>Of course, I will be speaking to the effects house in the morning to see what they can handle, but as this is coming up fast (tomorrow!), I appreciate any immediate feedback you all may offer. Thanks!
un X-treme DP, NYC
If you are shooting the car straight on and your can run your turntable slowly and it revolves smoothly and evenly (the same time for each rotation ) you can do a matte pass and a beauty pass.
>Use white Cyc car studio and a moveable green screen.
With the matte pass, mask off all the green screen except enough to give an edge of green so that you can garbage matte the rest. Only light that area. Film a complete revolve. This will provide you with your Matte. You will get surprisingly little reflection, especially if the camera is at a fair distance - 30ft or so.
>Remove the green screen for the beauty pass and light the car off the walls etc for a sunny day, but remember to add some hard "sun" light.
>This is really a motion control technique but, because the turntable is running slow, you can more easily match the beauty position to the matte position.
>Speed the result up in post.
>Interestingly, I did a car job last year where I used rear projection for the background behind the car and reflections on the car.
>One of the scenes was a snowboarder and you saw his reflection going over the car in the windows and it looked totally believable.
>The RP screen was 30' by 20' and the projector was a 6000 ansi lumen Christie with the replay slowed down and the Camera under cranking for exposure.
>RP screens tend to reject off-axis light so you can light off large flats around the car. A large (10'x30') overhead Chimera also works well for this.
>Isn't it natural to have the surroundings reflect off the car?
>The key to a good composite is to have elements of the matte as well as the live talent to interact. --i.e. shadows and reflections-- The main question is what composite base (hardware) will you be using for the composite? Is this a video shoot, or a 35 shoot transferred to video? In both cases I suggest shooting screen corrections and/or matte passes. Shoot the green screen(backdrop) without the car, shoot the car on the green screen(backdrop), then remove the green screen backdrop and shoot the car on the white Cyc of the stage (the camera position/frame must remain constant!)

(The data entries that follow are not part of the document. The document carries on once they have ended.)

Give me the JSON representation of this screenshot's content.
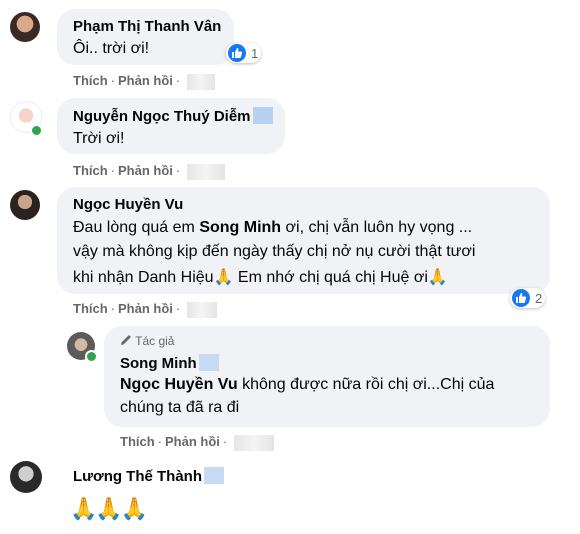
{
  "comments": [
    {
      "author": "Phạm Thị Thanh Vân",
      "text": "Ôi.. trời ơi!",
      "like_label": "Thích",
      "reply_label": "Phản hồi",
      "reaction_count": "1"
    },
    {
      "author": "Nguyễn Ngọc Thuý Diễm",
      "text": "Trời ơi!",
      "like_label": "Thích",
      "reply_label": "Phản hồi"
    },
    {
      "author": "Ngọc Huyền Vu",
      "line1_pre": "Đau lòng quá em ",
      "line1_tag": "Song Minh",
      "line1_post": " ơi, chị vẫn luôn hy vọng ...",
      "line2": "vậy mà không kịp đến ngày thấy chị nở nụ cười thật tươi",
      "line3_a": "khi nhận Danh Hiệu",
      "line3_b": " Em nhớ chị quá chị Huệ ơi",
      "like_label": "Thích",
      "reply_label": "Phản hồi",
      "reaction_count": "2"
    },
    {
      "badge": "Tác giả",
      "author": "Song Minh",
      "tag": "Ngọc Huyền Vu",
      "line1_post": " không được nữa rồi chị ơi...Chị của",
      "line2": "chúng ta đã ra đi",
      "like_label": "Thích",
      "reply_label": "Phản hồi"
    },
    {
      "author": "Lương Thế Thành",
      "emoji": "🙏🙏🙏"
    }
  ],
  "colors": {
    "bubble": "#f0f2f5",
    "action_text": "#65676b",
    "like_blue": "#1877f2",
    "online_green": "#31a24c"
  }
}
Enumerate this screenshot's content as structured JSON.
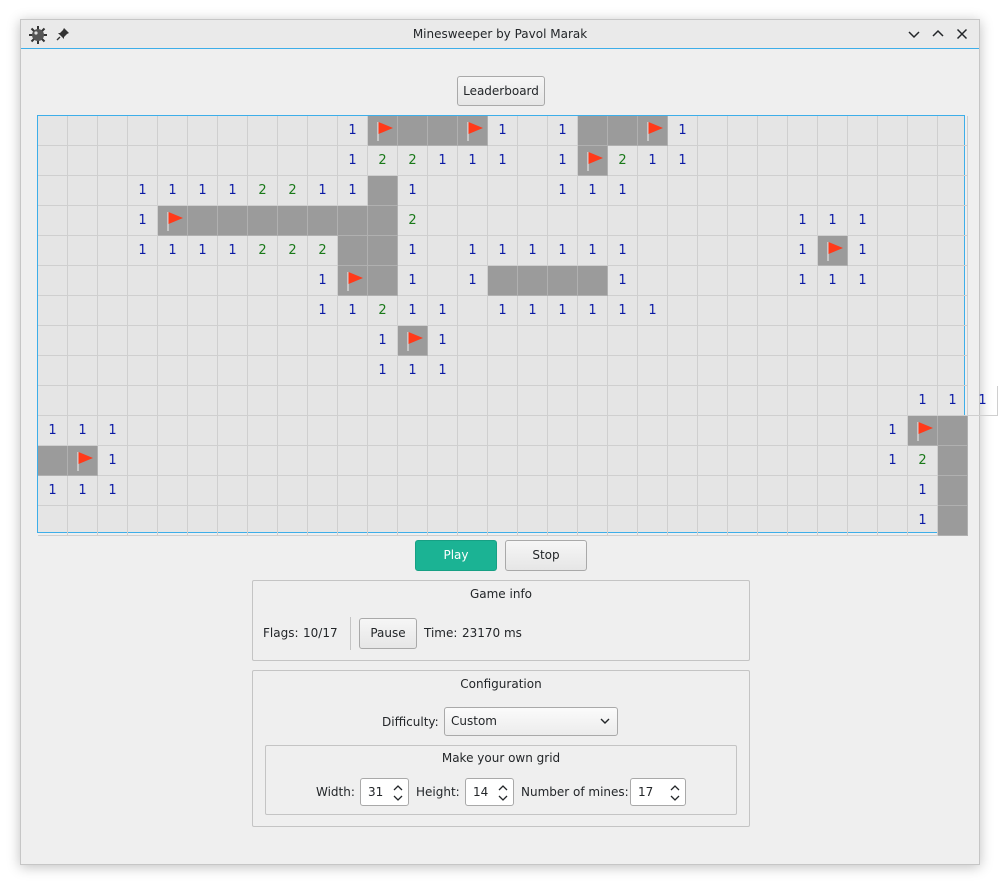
{
  "window": {
    "title": "Minesweeper by Pavol Marak"
  },
  "toolbar": {
    "leaderboard_label": "Leaderboard"
  },
  "grid": {
    "width": 31,
    "height": 14,
    "rows": [
      "..........1FCCF1.1CCF1.........",
      "..........122111.1F211.........",
      "...11112211C1....111...........",
      "...1FCCCCCCC2............111...",
      "...1111222CC1.111111.....1F1...",
      ".........1FC1.1CCCC1.....111...",
      ".........11211.111111..........",
      "...........1F1.................",
      "...........111.................",
      ".............................111",
      "111.........................1FC",
      "CF1.........................12C",
      "111..........................1C",
      ".............................1C"
    ]
  },
  "controls": {
    "play_label": "Play",
    "stop_label": "Stop"
  },
  "game_info": {
    "title": "Game info",
    "flags_label": "Flags:",
    "flags_value": "10/17",
    "pause_label": "Pause",
    "time_label": "Time:",
    "time_value": "23170 ms"
  },
  "config": {
    "title": "Configuration",
    "difficulty_label": "Difficulty:",
    "difficulty_value": "Custom",
    "custom_title": "Make your own grid",
    "width_label": "Width:",
    "width_value": "31",
    "height_label": "Height:",
    "height_value": "14",
    "mines_label": "Number of mines:",
    "mines_value": "17"
  },
  "colors": {
    "accent": "#1bb394",
    "number_one": "#0b1aa6",
    "number_two": "#1a7a1a",
    "flag": "#ff3a1a",
    "closed_cell": "#9b9b9b"
  },
  "icons": [
    "mine-app-icon",
    "pin-icon",
    "minimize-icon",
    "maximize-icon",
    "close-icon",
    "flag-icon",
    "chevron-down-icon",
    "spin-arrows-icon"
  ]
}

>Richard W. Gretzinger
Director of Photography
>I would also look into shooting blue screen instead of green since the blue reflected in the chrome and glossy paint wont be as offensive and wonâ€™t need as heavy of a removal effort that may turn some colors warm.
>The blue reflection can feel natural (like blue sky). And blue generally has less spill (although the mattes will be a bit noiser), but it does require a little more effort to light.
>So much of it depends on the specifics of the shot itself, the compositor & the software. You may well be laying in white bounces or black negative fill wherever you can (in the reflections) and maybe even using some dulling spray or chapstick on the chrome.
>I think some of the best advice is the matte/beauty pass if its possible on your shoot.
LA based DP